If oncogenes produce excessive quantities of growth promoters , high rates of mitosis generate inappropriate tissue excess.

Heredity :

e. g. polyposis coli , xeroderma pigmentosa , retinoblastoma.there is familial pattern of inheritance. In some tumors such as breast cancer, ovarian and colon carcinoma heredity plays a role but this role is not well understood

2. ENVIRONMENTAL FACTORS A. CHEMICAL CARCINOGENS

Chemical carcinogens alter DNA by binding to it


The result is a change in the cells information pool that may give rise to formation of tumor. Some chemicals might activate a virus already present in the cell , or by interacting with DNA or other cell constituents. Some individuals have a higher risk of developing tumor due to variation in enzymes levels within population

CLASSES OF CHEMICAL CARCINOGENS INCLUDE:


1. aromatic amines: used as dyes fabrics or as coloring agents e.g. methylaminobenzene .. Liver carcinoma Naphthylamines urinary bladder carcinoma 2. Nitrosamines: people eating diets rich in amino acids containing proteins ( bacon , ham , sausage , canned meats ) are at risk. Nitrosamine form products that interfere with DNA replication and lead to neoplastic transformation. Nitrite ions ( commonly used as meat preservatives )+ amino acids in presence of heat and acidity lead to nitrosamine formation. 3. Aflatoxins: carcinogen of biological origin. Produced by fungi ( aspergillus species) it is a hepatocarcinogen Produced as a result of improper storage of peanuts, cotton seeds , corns.

CHEMICAL IRRITANTS

B. PHYSICAL CARCINOGENS

Energy in the form of solar or ionizing radiation can induce tumor formation. Both are known to damage the cells specially DNA. Radiation may activate other oncogenic factors or suppress antitumor defenses.

Sources of radiation 1.ultraviolet light( sun)

2. ionizing radiation( X ray) or radioactive materials in mining or medicine.


N.B. unnecessary exposure to medical or dental x ray should be avoided.

C. ONCOGENIC VIRUSES: VIRUSES INTERACT WITH CELLUAR CHROMOSOME


CONVERTING PROTOONCOGENES INTO ONCOGENES.
DNA VIRUS: Human papiloma virus (skin &cervical cancer) Herpes simplex typeII(cervical carcinoma) Epstein-barr (burkitt`s lymphoma & nasopharyngeal carcinoma) hepatitis B (hepatocellular carcinoma)

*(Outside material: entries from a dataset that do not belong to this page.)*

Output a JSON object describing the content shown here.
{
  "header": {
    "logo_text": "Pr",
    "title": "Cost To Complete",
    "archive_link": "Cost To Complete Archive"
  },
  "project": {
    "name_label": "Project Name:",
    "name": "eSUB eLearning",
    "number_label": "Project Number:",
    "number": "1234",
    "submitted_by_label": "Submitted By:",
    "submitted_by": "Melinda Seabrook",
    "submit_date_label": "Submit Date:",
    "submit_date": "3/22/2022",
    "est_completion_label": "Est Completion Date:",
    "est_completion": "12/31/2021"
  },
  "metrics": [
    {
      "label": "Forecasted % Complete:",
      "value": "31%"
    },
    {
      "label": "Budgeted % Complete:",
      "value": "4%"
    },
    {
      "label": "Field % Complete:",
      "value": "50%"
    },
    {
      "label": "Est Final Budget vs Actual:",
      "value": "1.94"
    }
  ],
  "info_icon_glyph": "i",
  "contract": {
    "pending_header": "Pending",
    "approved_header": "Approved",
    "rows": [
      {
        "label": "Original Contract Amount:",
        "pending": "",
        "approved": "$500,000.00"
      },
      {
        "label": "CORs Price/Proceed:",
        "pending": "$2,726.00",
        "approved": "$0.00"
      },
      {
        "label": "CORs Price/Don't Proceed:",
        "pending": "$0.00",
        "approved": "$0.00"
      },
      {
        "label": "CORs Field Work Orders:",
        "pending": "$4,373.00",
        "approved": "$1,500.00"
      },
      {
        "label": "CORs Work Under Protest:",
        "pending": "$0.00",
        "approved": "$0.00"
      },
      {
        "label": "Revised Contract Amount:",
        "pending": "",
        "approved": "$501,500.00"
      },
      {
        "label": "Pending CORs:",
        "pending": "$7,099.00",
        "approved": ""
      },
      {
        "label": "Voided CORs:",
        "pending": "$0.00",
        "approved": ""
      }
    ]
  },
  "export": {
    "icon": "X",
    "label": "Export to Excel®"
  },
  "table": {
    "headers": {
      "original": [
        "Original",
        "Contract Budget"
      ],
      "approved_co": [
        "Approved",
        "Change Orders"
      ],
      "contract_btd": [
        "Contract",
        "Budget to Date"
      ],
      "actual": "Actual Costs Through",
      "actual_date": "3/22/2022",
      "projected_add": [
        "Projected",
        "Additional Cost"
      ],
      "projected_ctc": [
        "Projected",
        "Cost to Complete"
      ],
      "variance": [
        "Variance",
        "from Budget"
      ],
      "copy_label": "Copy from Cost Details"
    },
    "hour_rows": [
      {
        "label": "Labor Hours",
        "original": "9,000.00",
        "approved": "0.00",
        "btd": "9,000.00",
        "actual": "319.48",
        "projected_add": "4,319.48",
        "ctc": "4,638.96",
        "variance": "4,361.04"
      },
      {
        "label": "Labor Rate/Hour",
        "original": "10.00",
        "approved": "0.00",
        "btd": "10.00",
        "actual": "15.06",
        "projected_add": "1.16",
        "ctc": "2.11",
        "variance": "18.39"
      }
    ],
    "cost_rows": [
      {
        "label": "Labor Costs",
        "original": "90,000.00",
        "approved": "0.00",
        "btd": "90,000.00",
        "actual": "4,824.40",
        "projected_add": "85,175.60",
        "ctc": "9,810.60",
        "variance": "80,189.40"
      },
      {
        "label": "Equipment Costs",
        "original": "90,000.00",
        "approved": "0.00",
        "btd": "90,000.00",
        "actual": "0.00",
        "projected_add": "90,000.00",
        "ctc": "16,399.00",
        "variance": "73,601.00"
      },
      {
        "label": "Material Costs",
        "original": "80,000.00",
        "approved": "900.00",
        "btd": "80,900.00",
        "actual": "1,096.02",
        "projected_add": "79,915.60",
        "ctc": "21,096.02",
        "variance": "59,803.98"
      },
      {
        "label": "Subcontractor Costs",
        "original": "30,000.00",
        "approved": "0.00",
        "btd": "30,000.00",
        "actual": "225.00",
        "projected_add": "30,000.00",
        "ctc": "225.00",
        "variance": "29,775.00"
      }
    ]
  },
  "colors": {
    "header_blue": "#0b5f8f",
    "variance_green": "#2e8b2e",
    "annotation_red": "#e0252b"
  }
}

ONCOGENIC VIRUSES

RNA virus: Mainly reverse transcriptase viruses Cytomegalovirus (*Kaposis sarcoma) HTLV-I and II (T leukemia) *AIDS related tumors

D. IMMUNOLOGICAL FACTORS

infection

Congenital immune defects

Nutrients or Other deficiencies

Immune suppression

Immunedeficiency state

Loss of tumor antigens

Reduced antitumor effectiveness

Tumor growth

TAA: Tumor associated antigens are antigens on some normal cells also present on tumor cells. TSA: Tumor specific antigens are antigens that occur only on tumor cells. The immune system is supposed to be able to recognize these antigenically altered cells and destroy them immune surveillance IS on guard and ready to act.

There is higher tumor incidence in those with immune deficiency An infection, some nutritional deficiencies, and other factors might cause disturbance in normal immune response allowing tumors to evade recognition and destruction. Some tumors have immune suppression abilities which allows their survival.

Thank you